**Your task**
Every entry should be reproduced word for word.

:::::

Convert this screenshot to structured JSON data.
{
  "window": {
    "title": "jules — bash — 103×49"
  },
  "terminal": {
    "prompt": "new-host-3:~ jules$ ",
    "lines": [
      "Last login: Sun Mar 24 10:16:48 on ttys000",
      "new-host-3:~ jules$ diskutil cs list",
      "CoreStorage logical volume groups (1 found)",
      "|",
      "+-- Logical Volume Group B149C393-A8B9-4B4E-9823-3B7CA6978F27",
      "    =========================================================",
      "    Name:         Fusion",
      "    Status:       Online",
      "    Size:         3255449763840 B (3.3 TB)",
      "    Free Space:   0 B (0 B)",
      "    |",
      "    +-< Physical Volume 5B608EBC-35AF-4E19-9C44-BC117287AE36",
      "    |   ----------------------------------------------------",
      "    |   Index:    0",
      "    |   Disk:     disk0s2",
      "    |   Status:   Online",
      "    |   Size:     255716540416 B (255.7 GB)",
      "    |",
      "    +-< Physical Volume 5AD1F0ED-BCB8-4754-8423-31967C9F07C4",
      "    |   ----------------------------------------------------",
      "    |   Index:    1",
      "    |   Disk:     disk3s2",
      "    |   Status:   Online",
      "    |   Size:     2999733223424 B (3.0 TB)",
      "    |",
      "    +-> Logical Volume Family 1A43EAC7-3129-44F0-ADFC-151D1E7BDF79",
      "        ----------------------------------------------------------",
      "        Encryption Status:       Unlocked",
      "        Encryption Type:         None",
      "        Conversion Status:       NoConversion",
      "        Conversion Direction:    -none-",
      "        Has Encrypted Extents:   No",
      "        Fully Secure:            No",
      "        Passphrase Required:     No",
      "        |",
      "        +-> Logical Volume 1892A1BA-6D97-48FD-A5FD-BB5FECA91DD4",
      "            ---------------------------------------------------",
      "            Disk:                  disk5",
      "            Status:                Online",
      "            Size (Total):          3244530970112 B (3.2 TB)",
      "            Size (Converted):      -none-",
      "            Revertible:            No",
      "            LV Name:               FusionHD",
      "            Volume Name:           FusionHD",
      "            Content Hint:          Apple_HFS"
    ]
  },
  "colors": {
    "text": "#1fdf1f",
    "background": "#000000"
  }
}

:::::

**Final answer**
Convert this screenshot to structured JSON data.
{
  "window": {
    "title": "jules — bash — 103×49"
  },
  "terminal": {
    "prompt": "new-host-3:~ jules$ ",
    "lines": [
      "Last login: Sun Mar 24 10:16:48 on ttys000",
      "new-host-3:~ jules$ diskutil cs list",
      "CoreStorage logical volume groups (1 found)",
      "|",
      "+-- Logical Volume Group B149C393-A8B9-4B4E-9823-3B7CA6978F27",
      "    =========================================================",
      "    Name:         Fusion",
      "    Status:       Online",
      "    Size:         3255449763840 B (3.3 TB)",
      "    Free Space:   0 B (0 B)",
      "    |",
      "    +-< Physical Volume 5B608EBC-35AF-4E19-9C44-BC117287AE36",
      "    |   ----------------------------------------------------",
      "    |   Index:    0",
      "    |   Disk:     disk0s2",
      "    |   Status:   Online",
      "    |   Size:     255716540416 B (255.7 GB)",
      "    |",
      "    +-< Physical Volume 5AD1F0ED-BCB8-4754-8423-31967C9F07C4",
      "    |   ----------------------------------------------------",
      "    |   Index:    1",
      "    |   Disk:     disk3s2",
      "    |   Status:   Online",
      "    |   Size:     2999733223424 B (3.0 TB)",
      "    |",
      "    +-> Logical Volume Family 1A43EAC7-3129-44F0-ADFC-151D1E7BDF79",
      "        ----------------------------------------------------------",
      "        Encryption Status:       Unlocked",
      "        Encryption Type:         None",
      "        Conversion Status:       NoConversion",
      "        Conversion Direction:    -none-",
      "        Has Encrypted Extents:   No",
      "        Fully Secure:            No",
      "        Passphrase Required:     No",
      "        |",
      "        +-> Logical Volume 1892A1BA-6D97-48FD-A5FD-BB5FECA91DD4",
      "            ---------------------------------------------------",
      "            Disk:                  disk5",
      "            Status:                Online",
      "            Size (Total):          3244530970112 B (3.2 TB)",
      "            Size (Converted):      -none-",
      "            Revertible:            No",
      "            LV Name:               FusionHD",
      "            Volume Name:           FusionHD",
      "            Content Hint:          Apple_HFS"
    ]
  },
  "colors": {
    "text": "#1fdf1f",
    "background": "#000000"
  }
}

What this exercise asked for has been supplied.